Behold: the skyline of Doha, Qatar. In the foreground, a traditional dhow plods the warm, shallow waters of the Arabian Gulf.
Doha is a spanking new city; a smaller, quieter, more conservative version of its coastal neighbour, Dubai. It’s also perpetually under construction. Condo-style offices and residences rise up from the desert like weeds.
There’s said to be a gritty South Asian neighbourhood here that’s relatively free of the plasticity and futurism shine that robs much of this town of charm. Off to investigate.
The spring 2015 issue of Explore magazine is now out. It features my traipse around B.C.’s Sacred Headwaters region with anthropologist Wade Davis.
The <a href=”https://lareviewofbooks.org/interview/sacred-headwaters” data-link-type=”external” data-link-value=”https://lareviewofbooks.org/interview/sacred-headwaters” target=”_blank”>Los Angeles Review of Books</a> is running an interview I did with Canadian anthropologist Wade Davis.
Davis, who’s a prolific author and a National Geographic Explorer-in-Residence, spoke with me about ‘The Sacred Headwaters’ - a wilderness region in northern B.C. revered by the province’s First Nations as an area of cosmological genesis.
A travel feature about the area will also run in the spring issue of Explore magazine.
The publishers of Toronto Life and Pearson International Airport (YYZ) have teamed up to create a new travel magazine called Away. It’s available in the departure lounges at all of Pearson’s terminals.
The first issue has just gone to print and includes a short piece I wrote about Yukon’s St. Elias Mountains and Kluane National Park. Photos included.
Last week we experienced what people around here call an “outflow” - a blast of Arctic air “flowing out” from the B.C. interior. An overnight snowfall brought a light dusting of white to a landscape which I’d only ever seen green.
I took this shot of nearby Cunningham Island. It looks a bit like a painting.
If you spend any time in the Great Bear Rainforest, you’ll get to see a lot of rainbows. In close to three months, I think I’ve observed more of them here than in all of my life prior to visiting.
They’re highly ubiquitous.
Here’s one of my favourites. You can’t see it, but the full arc occupied half the sky.
I have a photo essay running in the Fall 2014 issue of Maisonneuve. Here’s a <a href=”http://maisonneuve.org/article/2014/09/11/kurdistan/” data-link-type=”external” data-link-value=”http://maisonneuve.org/article/2014/09/11/kurdistan/” target=”_blank”>link</a> to their webpage, plugging the spread.
I was out on the ocean the other day, fishing with friends. The sky was overcast and the water was calm.
Looking down I noticed some amazing patterns created by the light refracting in the water. Those circular, bulls-eye-looking patterns, sometimes called ‘ovoids’, appear identical to certain motifs prevalent in Coastal First Nations art. In fact, I’m almost certain they’re the original inspiration.

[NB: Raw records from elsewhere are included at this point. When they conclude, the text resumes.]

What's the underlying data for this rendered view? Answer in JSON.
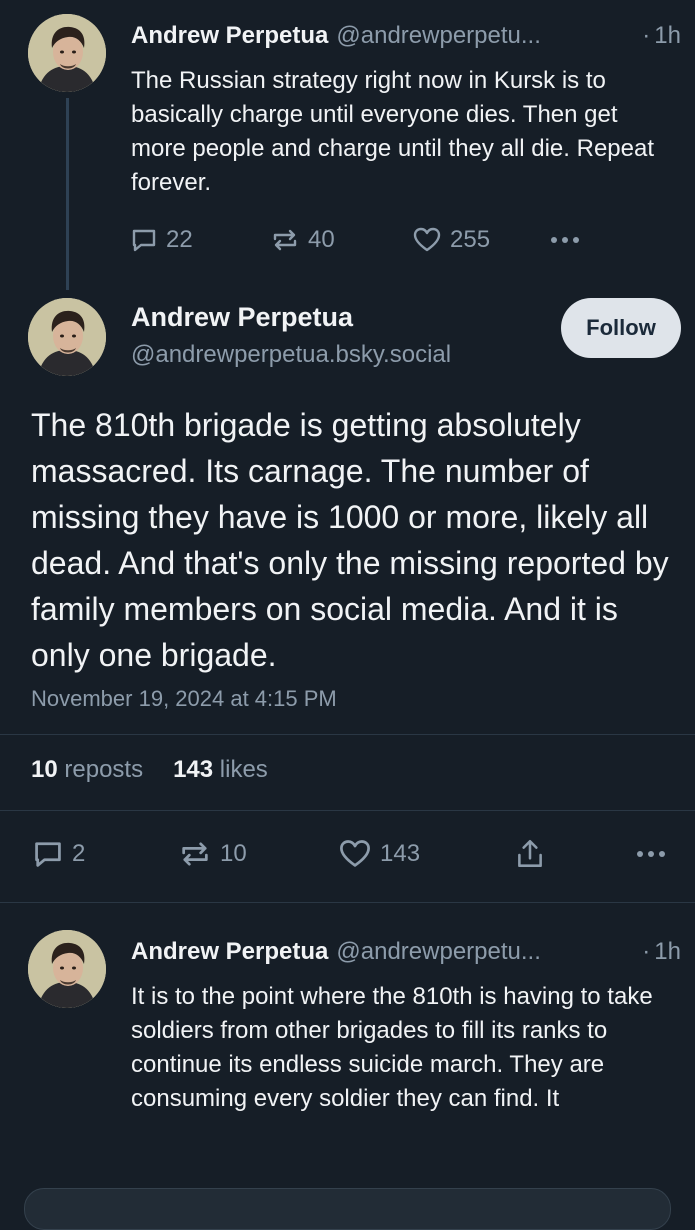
{
  "reply_above": {
    "author_name": "Andrew Perpetua",
    "handle": "@andrewperpetu...",
    "separator": "·",
    "time": "1h",
    "text": "The Russian strategy right now in Kursk is to basically charge until everyone dies. Then get more people and charge until they all die. Repeat forever.",
    "reply_count": "22",
    "repost_count": "40",
    "like_count": "255"
  },
  "main_post": {
    "author_name": "Andrew Perpetua",
    "handle": "@andrewperpetua.bsky.social",
    "follow_label": "Follow",
    "text": "The 810th brigade is getting absolutely massacred. Its carnage. The number of missing they have is 1000 or more, likely all dead. And that's only the missing reported by family members on social media. And it is only one brigade.",
    "date": "November 19, 2024 at 4:15 PM",
    "reposts_count": "10",
    "reposts_label": "reposts",
    "likes_count": "143",
    "likes_label": "likes",
    "reply_count": "2",
    "repost_count": "10",
    "like_count": "143"
  },
  "reply_below": {
    "author_name": "Andrew Perpetua",
    "handle": "@andrewperpetu...",
    "separator": "·",
    "time": "1h",
    "text": "It is to the point where the 810th is having to take soldiers from other brigades to fill its ranks to continue its endless suicide march. They are consuming every soldier they can find. It"
  },
  "icons": {
    "reply": "reply-icon",
    "repost": "repost-icon",
    "like": "heart-icon",
    "share": "share-icon",
    "more": "more-icon"
  },
  "colors": {
    "background": "#161e27",
    "text": "#f1f3f5",
    "muted": "#8d9cab",
    "follow_bg": "#dfe4ea"
  }
}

I’m staying at a cabin in the ‘Great Bear Rainforest’ region of British Columbia. I’ve come to work on a writing project that requires a bit more quiet and focus than I can garner back in the city.
This is one view from the cabin, taken on a typical fog-filled morning. I’m located on a cove within a protected harbour along the Inside Passage route to and from Alaska.